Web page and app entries
=== Section Start ===
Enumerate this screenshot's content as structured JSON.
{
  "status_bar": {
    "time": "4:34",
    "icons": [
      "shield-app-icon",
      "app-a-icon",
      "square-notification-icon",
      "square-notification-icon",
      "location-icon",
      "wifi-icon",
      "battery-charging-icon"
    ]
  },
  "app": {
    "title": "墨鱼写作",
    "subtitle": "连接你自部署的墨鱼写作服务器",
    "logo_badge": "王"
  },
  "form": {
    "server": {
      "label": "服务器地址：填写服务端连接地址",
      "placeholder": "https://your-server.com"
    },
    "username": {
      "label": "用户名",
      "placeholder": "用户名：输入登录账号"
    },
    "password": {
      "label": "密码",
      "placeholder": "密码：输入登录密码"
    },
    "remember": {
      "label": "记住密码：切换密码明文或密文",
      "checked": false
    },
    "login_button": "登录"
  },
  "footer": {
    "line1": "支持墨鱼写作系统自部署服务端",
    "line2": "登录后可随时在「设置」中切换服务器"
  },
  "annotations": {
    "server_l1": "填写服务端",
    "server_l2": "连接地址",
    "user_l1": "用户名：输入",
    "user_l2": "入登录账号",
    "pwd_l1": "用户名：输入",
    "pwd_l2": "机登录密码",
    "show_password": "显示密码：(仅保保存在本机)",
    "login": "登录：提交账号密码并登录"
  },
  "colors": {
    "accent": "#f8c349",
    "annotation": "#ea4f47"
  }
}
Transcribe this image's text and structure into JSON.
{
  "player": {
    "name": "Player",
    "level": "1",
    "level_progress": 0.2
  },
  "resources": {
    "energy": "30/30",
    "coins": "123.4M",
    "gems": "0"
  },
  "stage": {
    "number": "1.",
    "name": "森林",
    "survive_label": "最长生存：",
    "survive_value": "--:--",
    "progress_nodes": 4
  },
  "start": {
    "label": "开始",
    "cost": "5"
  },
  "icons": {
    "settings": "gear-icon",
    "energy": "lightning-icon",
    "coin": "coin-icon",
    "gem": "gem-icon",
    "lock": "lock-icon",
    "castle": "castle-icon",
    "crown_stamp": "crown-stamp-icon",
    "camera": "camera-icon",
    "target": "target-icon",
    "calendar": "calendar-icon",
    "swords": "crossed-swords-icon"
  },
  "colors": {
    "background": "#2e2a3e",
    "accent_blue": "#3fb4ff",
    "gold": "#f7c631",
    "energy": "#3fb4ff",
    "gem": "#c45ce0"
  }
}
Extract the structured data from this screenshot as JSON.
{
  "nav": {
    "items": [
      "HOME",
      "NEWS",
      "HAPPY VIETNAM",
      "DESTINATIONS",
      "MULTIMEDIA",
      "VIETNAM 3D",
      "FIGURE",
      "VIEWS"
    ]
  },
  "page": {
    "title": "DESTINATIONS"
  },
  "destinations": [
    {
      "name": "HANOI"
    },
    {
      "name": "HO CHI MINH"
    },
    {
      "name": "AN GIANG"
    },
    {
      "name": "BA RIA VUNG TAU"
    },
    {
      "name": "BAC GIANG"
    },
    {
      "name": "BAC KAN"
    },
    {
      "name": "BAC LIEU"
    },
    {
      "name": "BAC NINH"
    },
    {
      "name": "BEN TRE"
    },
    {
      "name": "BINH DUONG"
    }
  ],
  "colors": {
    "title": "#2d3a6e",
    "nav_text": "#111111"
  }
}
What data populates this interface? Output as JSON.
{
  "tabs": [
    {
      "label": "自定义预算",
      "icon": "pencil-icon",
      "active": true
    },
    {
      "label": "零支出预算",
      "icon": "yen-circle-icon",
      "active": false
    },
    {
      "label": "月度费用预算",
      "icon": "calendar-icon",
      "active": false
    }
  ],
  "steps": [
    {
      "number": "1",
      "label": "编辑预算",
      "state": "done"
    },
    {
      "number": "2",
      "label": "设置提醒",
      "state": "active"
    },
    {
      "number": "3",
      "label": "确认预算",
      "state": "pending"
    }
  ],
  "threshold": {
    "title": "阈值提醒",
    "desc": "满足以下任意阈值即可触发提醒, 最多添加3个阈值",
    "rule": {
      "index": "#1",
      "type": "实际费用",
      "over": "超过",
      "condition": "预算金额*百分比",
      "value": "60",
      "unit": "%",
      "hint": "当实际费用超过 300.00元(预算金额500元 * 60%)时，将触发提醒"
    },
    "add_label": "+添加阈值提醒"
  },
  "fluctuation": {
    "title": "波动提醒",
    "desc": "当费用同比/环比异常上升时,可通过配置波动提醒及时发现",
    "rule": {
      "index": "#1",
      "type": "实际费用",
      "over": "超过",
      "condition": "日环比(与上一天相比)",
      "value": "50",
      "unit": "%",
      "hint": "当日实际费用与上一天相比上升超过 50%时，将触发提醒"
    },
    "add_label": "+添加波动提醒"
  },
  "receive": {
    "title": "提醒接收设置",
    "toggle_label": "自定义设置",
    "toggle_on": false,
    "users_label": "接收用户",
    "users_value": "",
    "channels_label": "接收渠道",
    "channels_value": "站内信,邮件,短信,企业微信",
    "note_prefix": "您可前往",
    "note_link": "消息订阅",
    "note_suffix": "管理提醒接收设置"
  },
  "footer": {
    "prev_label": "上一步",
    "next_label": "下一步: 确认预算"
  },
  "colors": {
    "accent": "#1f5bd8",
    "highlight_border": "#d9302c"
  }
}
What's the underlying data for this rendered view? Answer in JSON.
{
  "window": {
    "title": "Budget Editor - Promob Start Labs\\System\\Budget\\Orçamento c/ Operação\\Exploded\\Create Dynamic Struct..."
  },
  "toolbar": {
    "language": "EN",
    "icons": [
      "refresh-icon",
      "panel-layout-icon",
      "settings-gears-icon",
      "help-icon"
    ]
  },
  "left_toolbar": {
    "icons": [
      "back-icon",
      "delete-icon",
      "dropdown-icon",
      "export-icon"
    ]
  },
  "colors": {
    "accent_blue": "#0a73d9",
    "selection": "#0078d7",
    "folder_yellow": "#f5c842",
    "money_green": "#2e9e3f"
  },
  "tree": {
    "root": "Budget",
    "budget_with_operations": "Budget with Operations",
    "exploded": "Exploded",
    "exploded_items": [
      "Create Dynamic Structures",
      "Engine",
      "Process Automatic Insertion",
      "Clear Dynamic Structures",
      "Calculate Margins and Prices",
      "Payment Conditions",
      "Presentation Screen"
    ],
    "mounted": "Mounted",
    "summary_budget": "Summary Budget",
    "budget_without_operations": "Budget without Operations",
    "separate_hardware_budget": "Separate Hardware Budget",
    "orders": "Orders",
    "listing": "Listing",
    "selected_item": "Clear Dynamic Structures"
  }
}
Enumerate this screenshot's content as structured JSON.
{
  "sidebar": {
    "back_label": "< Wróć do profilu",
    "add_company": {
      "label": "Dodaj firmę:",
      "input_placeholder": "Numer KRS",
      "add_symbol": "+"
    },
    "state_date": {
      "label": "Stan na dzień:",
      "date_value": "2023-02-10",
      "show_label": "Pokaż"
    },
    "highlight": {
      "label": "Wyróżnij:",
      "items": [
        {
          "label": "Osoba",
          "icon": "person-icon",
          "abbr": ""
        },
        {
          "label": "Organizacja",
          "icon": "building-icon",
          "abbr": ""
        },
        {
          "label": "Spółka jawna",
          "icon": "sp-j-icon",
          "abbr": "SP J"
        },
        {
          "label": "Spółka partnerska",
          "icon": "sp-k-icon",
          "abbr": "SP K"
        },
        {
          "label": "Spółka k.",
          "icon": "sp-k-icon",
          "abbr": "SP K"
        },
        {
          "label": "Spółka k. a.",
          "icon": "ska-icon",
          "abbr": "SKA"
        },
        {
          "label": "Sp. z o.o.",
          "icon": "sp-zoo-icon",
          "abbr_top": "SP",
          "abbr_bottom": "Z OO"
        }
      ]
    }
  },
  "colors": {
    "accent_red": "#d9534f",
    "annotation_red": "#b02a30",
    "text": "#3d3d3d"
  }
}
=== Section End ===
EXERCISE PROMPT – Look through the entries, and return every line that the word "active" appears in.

SOLUTION FOR THIS PROBLEM –
      "active": true
      "active": false
      "active": false
      "state": "active"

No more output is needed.